▸ EXERCISE DIRECTIONS: Check each line of the data below for the word "logo", then extract the ones that have it.

[INFORMATION SUPPLIED Boundary: Start]

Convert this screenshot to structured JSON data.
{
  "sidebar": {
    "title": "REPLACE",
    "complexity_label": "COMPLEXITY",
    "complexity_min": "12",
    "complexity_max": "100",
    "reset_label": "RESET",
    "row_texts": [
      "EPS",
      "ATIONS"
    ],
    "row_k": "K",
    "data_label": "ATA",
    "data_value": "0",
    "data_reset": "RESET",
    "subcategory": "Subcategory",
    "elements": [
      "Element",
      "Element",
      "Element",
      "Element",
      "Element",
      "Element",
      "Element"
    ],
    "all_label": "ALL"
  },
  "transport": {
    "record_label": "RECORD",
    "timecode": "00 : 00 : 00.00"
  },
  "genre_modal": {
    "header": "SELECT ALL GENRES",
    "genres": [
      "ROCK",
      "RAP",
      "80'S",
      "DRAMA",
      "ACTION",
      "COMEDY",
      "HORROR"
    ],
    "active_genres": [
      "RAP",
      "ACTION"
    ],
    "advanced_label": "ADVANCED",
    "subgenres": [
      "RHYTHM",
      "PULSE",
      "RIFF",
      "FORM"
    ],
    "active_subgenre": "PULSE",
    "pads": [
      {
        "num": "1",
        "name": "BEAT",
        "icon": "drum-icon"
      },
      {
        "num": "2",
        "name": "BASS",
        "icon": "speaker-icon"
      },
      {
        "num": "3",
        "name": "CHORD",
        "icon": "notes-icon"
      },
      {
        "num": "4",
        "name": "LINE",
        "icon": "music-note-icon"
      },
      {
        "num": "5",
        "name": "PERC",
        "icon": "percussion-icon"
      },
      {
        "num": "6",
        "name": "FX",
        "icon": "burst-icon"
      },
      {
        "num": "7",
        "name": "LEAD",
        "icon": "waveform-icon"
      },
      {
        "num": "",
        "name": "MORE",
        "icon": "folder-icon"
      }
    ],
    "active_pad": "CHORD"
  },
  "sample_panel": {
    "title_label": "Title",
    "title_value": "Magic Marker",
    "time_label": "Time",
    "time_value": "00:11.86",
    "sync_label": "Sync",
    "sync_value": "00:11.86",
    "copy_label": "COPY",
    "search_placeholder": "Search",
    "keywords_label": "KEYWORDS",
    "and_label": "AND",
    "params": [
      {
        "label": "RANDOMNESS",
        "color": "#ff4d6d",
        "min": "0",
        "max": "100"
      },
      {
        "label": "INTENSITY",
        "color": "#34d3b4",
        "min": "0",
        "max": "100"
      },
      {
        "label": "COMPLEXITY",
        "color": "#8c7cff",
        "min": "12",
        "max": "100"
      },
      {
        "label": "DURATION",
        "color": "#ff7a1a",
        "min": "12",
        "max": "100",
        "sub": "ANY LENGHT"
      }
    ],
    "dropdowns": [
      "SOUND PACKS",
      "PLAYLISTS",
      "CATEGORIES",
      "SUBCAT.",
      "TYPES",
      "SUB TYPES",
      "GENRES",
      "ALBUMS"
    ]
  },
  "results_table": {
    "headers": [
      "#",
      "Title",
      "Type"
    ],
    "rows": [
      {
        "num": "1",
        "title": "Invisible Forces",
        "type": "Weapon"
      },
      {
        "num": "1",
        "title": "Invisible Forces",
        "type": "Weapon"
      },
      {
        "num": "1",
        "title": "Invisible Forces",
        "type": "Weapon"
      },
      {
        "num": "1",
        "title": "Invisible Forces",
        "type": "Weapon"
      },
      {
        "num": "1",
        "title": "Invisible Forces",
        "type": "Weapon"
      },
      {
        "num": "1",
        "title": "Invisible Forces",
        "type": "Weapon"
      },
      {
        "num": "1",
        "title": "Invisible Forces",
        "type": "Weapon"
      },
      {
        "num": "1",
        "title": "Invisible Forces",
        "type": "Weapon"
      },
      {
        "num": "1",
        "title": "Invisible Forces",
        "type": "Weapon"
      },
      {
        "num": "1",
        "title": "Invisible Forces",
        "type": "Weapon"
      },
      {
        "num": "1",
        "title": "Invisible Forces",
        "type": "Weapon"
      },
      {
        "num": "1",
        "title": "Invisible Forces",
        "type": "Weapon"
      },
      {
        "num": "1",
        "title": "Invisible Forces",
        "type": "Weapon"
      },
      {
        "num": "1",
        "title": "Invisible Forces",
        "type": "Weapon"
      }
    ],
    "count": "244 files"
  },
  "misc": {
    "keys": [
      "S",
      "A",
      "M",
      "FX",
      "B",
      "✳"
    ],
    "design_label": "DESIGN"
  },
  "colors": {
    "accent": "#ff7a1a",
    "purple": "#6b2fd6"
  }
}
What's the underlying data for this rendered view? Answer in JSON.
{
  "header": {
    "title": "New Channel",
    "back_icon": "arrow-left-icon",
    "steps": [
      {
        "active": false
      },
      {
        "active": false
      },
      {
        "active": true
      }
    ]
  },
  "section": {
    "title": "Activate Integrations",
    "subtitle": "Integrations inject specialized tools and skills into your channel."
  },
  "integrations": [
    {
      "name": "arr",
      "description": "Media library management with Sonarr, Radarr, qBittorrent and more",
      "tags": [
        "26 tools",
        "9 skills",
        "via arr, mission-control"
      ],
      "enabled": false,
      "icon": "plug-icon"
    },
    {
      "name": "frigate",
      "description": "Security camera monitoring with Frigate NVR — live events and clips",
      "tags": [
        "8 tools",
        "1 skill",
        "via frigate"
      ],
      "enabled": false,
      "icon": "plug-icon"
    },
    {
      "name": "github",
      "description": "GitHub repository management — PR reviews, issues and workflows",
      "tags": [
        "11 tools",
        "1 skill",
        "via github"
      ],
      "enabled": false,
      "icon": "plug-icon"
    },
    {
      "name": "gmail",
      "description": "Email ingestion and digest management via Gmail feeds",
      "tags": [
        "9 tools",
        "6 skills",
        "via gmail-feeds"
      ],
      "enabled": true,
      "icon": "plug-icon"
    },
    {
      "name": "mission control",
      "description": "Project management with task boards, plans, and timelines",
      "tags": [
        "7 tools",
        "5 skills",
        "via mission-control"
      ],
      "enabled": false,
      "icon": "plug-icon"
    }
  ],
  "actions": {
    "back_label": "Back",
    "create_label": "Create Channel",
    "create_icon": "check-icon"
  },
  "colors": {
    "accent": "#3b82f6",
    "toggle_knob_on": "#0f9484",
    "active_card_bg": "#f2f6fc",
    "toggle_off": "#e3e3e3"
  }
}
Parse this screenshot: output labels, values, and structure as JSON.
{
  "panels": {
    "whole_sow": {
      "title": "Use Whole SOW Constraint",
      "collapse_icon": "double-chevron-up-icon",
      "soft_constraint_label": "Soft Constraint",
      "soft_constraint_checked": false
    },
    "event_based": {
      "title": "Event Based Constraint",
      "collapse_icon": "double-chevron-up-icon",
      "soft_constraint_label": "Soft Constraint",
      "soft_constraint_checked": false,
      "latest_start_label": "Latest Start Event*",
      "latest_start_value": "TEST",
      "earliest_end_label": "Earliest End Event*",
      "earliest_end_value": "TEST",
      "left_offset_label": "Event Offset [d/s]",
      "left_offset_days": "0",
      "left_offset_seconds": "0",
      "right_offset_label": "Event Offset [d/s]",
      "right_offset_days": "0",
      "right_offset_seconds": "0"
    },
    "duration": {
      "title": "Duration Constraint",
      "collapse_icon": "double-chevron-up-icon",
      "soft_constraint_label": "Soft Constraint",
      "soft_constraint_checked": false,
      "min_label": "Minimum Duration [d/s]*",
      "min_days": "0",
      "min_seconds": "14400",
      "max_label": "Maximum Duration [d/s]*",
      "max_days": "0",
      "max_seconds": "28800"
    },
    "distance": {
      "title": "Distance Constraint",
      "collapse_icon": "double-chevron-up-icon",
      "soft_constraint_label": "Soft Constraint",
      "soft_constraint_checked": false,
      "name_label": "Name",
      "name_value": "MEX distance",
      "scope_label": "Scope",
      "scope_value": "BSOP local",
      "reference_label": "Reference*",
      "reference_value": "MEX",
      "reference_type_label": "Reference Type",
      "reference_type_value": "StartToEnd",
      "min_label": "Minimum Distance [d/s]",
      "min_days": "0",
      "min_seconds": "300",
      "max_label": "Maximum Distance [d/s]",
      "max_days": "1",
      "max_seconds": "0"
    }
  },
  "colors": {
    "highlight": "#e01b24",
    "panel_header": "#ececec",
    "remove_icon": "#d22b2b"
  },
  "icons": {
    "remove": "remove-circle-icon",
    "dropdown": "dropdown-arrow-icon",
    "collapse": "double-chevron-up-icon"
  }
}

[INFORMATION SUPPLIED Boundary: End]
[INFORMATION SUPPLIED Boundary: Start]

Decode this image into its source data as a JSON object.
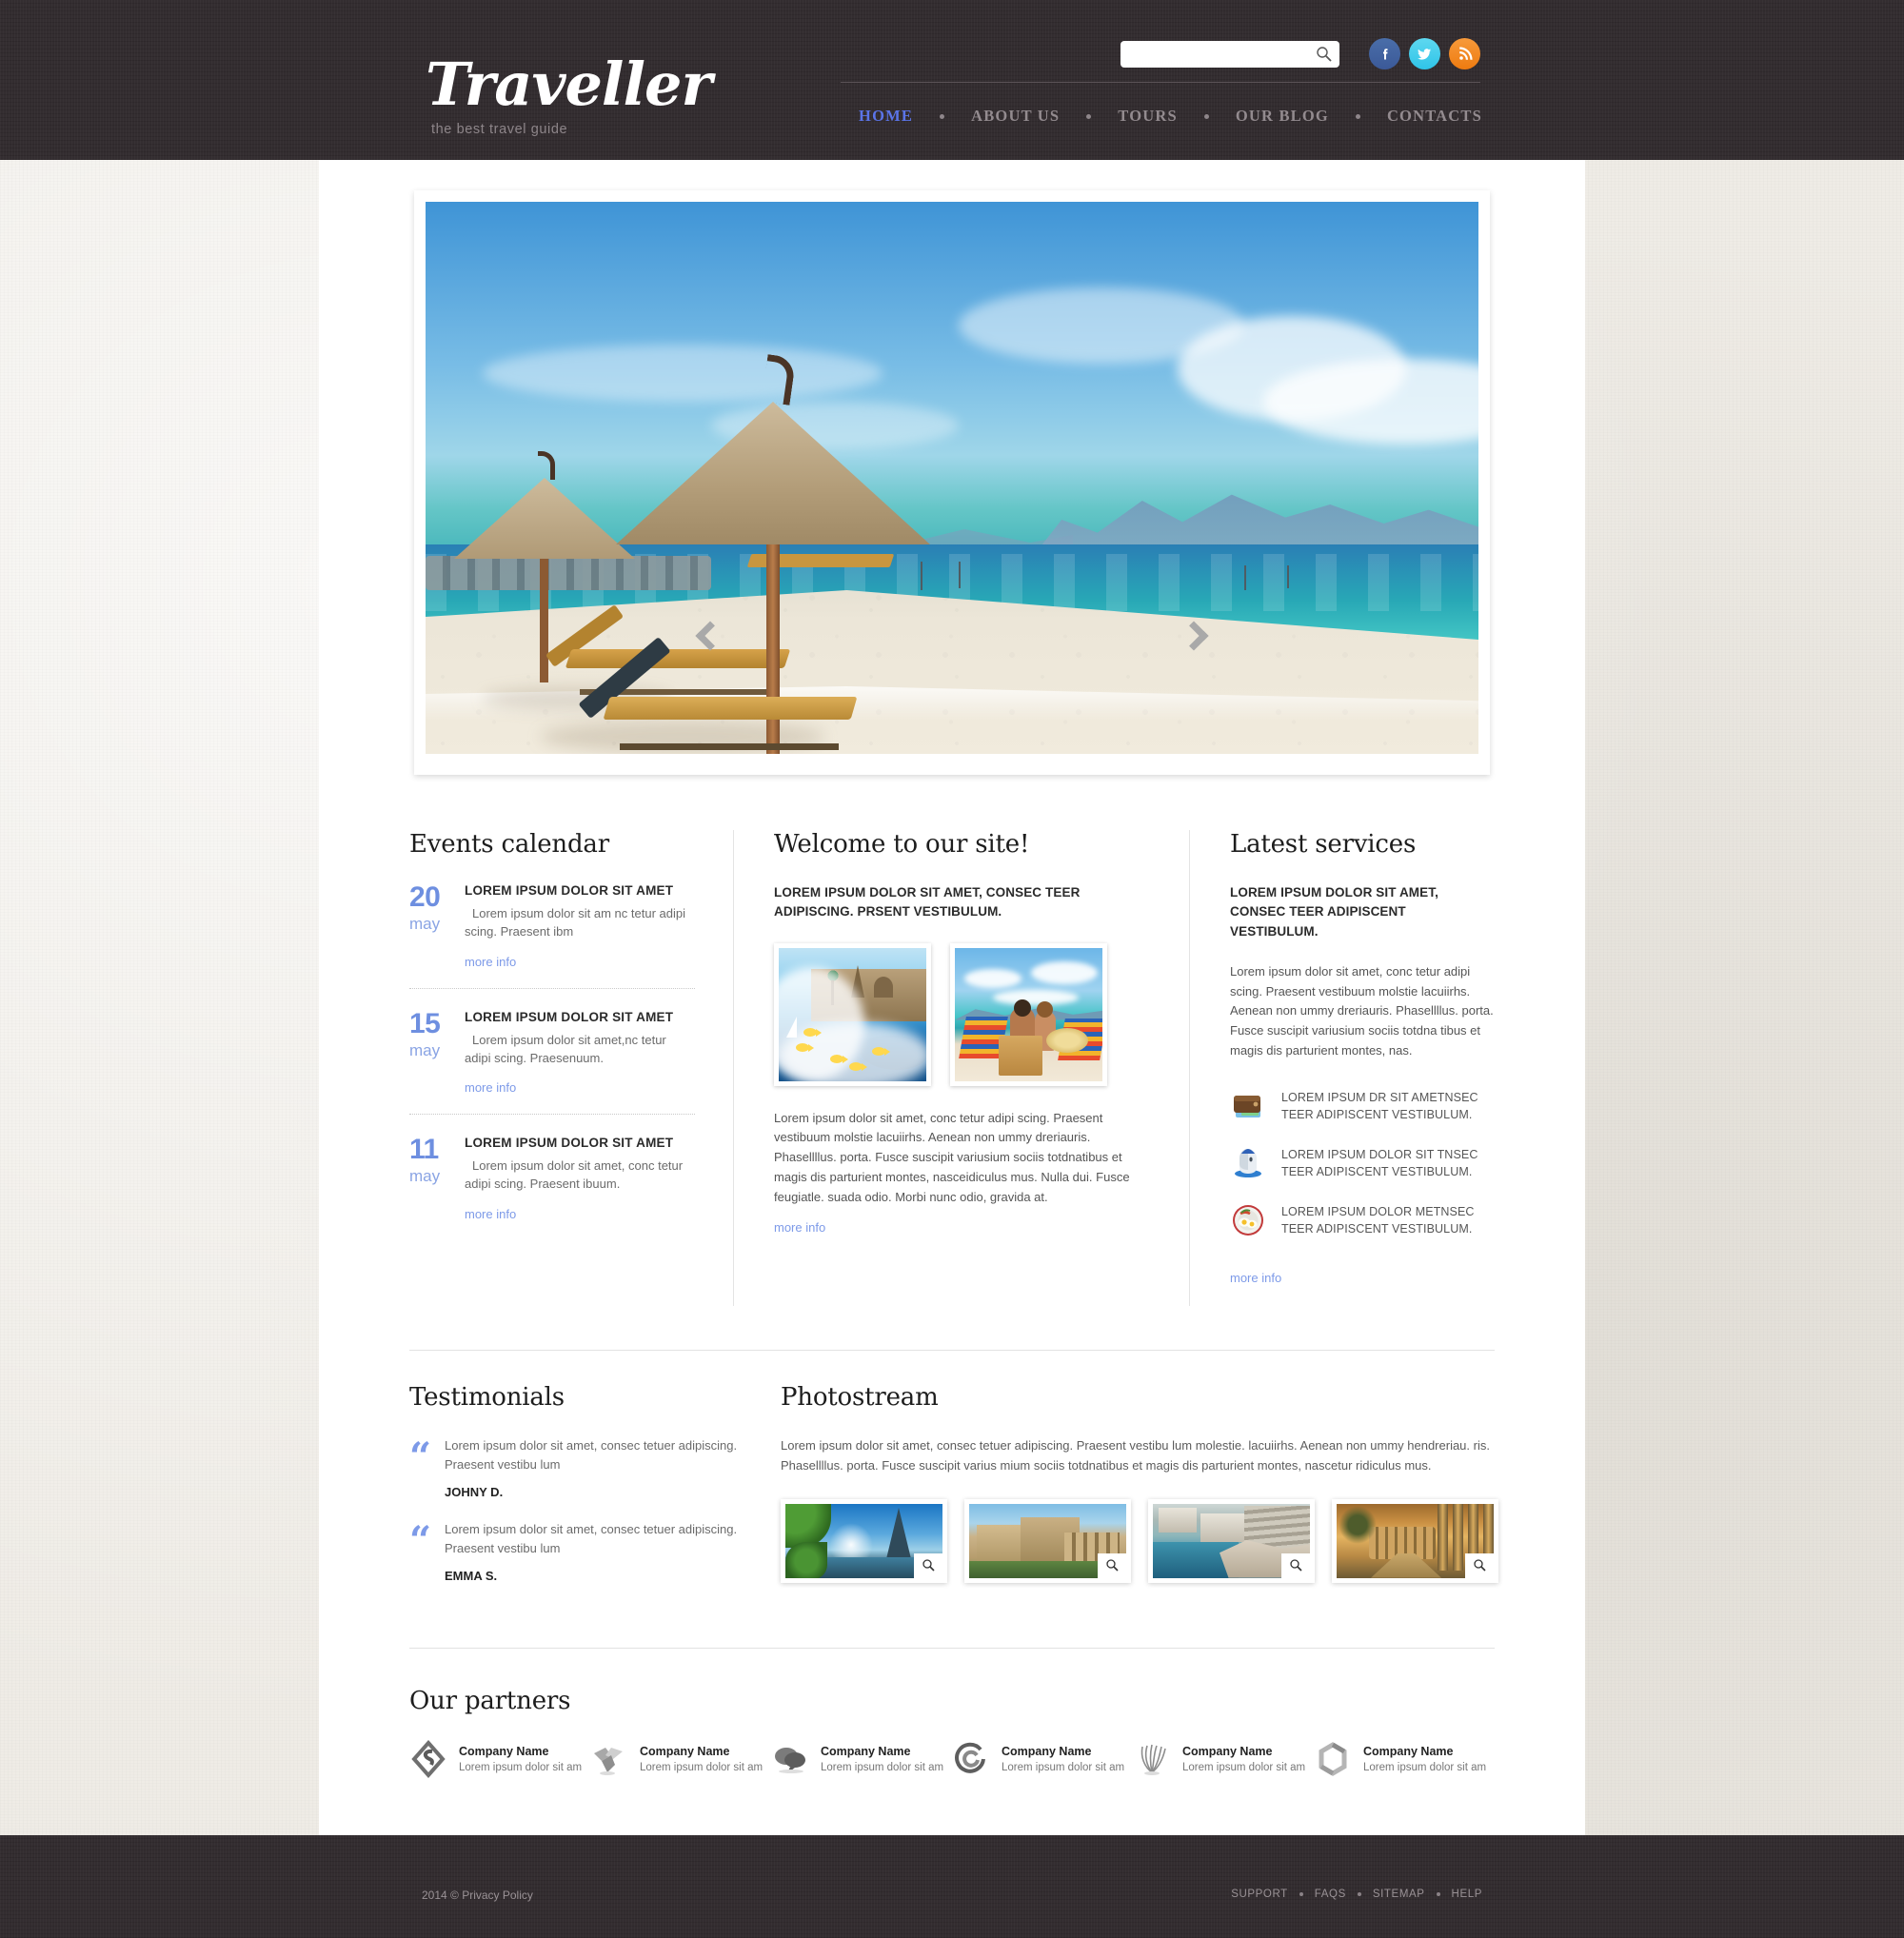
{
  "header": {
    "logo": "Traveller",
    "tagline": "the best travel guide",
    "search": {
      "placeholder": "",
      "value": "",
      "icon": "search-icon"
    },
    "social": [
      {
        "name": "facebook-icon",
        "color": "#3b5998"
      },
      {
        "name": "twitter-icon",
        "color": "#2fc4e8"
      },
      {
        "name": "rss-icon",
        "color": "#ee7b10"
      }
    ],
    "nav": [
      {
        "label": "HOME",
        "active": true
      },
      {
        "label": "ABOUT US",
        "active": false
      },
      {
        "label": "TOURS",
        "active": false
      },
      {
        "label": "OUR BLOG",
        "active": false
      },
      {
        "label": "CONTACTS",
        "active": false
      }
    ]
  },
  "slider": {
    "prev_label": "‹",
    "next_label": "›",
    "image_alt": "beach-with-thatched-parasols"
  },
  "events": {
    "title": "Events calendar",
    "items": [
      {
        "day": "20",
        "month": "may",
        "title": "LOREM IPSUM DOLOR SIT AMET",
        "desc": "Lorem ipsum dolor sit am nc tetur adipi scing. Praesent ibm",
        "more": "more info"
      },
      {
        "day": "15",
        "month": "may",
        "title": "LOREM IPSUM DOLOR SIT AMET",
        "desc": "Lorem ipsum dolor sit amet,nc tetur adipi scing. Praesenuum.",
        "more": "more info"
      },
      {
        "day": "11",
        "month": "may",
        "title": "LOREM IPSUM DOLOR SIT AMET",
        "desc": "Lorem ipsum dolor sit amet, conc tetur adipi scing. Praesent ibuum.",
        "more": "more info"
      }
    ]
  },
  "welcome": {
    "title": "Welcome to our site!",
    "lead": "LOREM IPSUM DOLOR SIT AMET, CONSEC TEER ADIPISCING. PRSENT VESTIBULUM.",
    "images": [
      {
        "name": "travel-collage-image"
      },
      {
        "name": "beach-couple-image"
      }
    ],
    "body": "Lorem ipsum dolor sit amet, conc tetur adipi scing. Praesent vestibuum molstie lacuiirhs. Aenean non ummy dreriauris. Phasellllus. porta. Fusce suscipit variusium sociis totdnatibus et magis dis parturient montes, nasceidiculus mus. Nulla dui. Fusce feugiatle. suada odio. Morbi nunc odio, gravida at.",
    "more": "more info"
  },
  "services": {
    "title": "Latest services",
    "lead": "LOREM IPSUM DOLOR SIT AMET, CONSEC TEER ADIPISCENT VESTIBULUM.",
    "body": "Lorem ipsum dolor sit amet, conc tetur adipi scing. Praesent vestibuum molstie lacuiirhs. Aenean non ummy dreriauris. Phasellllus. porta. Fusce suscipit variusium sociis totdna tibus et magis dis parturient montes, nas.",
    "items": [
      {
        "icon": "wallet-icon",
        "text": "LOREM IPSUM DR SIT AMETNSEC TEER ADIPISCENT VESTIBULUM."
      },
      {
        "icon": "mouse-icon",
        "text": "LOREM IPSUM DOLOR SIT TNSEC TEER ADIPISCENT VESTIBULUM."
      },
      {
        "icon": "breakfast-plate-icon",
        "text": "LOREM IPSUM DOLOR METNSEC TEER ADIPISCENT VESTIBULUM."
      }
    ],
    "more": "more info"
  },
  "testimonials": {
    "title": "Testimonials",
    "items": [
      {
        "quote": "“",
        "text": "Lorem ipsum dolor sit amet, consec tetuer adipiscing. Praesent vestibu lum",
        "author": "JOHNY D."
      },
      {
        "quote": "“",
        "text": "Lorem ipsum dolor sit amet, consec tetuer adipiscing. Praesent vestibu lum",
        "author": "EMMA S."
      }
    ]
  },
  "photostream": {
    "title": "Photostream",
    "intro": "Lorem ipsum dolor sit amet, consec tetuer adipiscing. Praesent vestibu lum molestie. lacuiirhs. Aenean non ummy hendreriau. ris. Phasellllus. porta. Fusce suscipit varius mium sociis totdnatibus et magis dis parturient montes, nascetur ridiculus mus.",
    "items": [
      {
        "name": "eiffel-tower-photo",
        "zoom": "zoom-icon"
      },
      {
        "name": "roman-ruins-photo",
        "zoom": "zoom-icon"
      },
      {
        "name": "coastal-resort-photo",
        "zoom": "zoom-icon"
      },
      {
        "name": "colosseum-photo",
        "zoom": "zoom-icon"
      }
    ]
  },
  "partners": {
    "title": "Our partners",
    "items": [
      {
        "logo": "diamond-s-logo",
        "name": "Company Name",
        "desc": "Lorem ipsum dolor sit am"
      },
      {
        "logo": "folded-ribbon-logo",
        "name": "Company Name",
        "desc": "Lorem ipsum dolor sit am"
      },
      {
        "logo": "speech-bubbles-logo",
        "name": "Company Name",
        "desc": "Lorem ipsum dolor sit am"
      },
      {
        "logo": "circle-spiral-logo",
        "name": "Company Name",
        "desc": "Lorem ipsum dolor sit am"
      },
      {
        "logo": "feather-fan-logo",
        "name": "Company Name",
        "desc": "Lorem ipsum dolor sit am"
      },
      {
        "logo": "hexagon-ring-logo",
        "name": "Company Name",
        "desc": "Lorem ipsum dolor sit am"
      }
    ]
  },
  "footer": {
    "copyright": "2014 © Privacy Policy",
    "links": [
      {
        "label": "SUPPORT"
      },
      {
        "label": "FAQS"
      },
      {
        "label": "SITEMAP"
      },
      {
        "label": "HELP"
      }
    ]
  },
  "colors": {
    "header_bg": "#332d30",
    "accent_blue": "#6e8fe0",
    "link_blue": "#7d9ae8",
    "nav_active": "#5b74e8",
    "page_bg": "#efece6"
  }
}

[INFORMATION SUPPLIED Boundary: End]

▸ WRITTEN RESPONSE:
    "logo": "Traveller",
        "logo": "diamond-s-logo",
        "logo": "folded-ribbon-logo",
        "logo": "speech-bubbles-logo",
        "logo": "circle-spiral-logo",
        "logo": "feather-fan-logo",
        "logo": "hexagon-ring-logo",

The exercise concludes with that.